Another argument is that the superintendents are a needless layer of bureaucracy. When Cook County’s regional superintendent was abolished, hardly anybody noticed the difference, except for the money saved.
Quinn’s position is that regardless of whether these superintendents are needed or not, local taxpayers ought to be picking up the tab for their salaries. They are local elected officials, after all. And, like countywide state’s attorneys, they ought to be paid for with local cash so the state can concentrate on using its resources elsewhere, especially since federal education funding has drastically declined since President Barack Obama’s stimulus program ended.

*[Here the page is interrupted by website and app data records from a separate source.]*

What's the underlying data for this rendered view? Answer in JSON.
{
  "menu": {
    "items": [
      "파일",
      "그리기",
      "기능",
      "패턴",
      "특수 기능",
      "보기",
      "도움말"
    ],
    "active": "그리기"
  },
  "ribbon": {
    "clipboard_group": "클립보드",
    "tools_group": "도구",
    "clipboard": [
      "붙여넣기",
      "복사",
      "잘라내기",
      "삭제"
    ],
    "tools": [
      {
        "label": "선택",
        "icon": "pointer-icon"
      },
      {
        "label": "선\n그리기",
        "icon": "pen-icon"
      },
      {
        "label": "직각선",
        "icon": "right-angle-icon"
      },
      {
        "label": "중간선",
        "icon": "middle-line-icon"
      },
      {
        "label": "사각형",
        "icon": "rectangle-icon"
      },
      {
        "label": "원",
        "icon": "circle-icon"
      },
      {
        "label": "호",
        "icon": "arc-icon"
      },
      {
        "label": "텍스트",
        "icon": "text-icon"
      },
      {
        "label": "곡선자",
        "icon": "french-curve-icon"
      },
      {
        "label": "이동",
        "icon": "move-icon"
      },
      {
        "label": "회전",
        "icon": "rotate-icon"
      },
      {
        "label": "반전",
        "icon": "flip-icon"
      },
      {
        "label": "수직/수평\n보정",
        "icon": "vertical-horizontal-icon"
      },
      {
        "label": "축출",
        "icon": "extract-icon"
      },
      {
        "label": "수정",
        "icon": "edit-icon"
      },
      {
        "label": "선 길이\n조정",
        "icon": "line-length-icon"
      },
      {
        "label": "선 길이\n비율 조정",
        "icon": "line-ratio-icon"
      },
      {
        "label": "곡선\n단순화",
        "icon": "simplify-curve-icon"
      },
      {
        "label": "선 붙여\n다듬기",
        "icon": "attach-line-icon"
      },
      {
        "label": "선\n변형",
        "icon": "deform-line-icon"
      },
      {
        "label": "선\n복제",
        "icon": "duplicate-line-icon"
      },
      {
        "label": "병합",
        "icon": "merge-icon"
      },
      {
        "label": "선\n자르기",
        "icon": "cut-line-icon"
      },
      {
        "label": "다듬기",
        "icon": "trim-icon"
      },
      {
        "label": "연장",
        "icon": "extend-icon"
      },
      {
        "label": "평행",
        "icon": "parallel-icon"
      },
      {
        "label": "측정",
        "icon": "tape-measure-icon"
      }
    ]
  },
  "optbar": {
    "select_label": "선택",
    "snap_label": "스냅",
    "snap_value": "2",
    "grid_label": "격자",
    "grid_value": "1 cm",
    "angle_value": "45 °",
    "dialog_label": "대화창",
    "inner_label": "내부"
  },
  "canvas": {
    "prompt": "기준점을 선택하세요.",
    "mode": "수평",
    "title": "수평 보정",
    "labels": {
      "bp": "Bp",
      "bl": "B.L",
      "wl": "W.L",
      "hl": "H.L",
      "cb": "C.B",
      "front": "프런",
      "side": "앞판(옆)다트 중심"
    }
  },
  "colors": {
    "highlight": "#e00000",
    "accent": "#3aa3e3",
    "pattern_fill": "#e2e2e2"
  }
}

But, once again, Quinn lost the argument with the General Assembly. The legislature provided $11.3 million in state funding for the salaries of regional superintendents and their operating budgets.
Then, in a surprise move, Quinn vetoed all that state funding out of the budget.
No regional school superintendents have been paid since the state’s fiscal year began July 1. The uproar has been as loud as it was predictable.
So, it may be no surprise to learn that a Thompsonesque unveto “solution” is now being pushed by some folks to solve the crisis that Quinn created. Quinn, some say, should just realize he made a mistake and undo his veto.
The push comes after the latest plan to resolve the situation fell flat on its face.
The Quinn administration wanted the Illinois State Board of Education to use its personnel budget to pay the regional superintendent salaries. Comptroller Judy Baar Topinka agreed to pay the salaries through the board if the deal could be cut, but the State Board refused, worried that it might not be legal and that even if it was, the General Assembly wouldn’t replenish their already slashed personnel budget when the legislature reconvenes this fall.
Nobody really expects Quinn to follow Thompson’s footsteps, however. Unlike Quinn, Thompson was never accused of being a chronic flip-flopper. And despite Thompson’s established precedent, Quinn would be mercilessly hammered in the media for making such a move. Plus, even with all the flipping and the flopping, Quinn absolutely hates to admit to being wrong.
The governor said last week that he was still looking for a way out of the problem, preferably through local funding. But that may have to wait until the late October legislative session. It’s a heck of a long time to live without a paycheck.
Rich Miller publishes Capitol Fax, a daily political newsletter, and CapitolFax.com.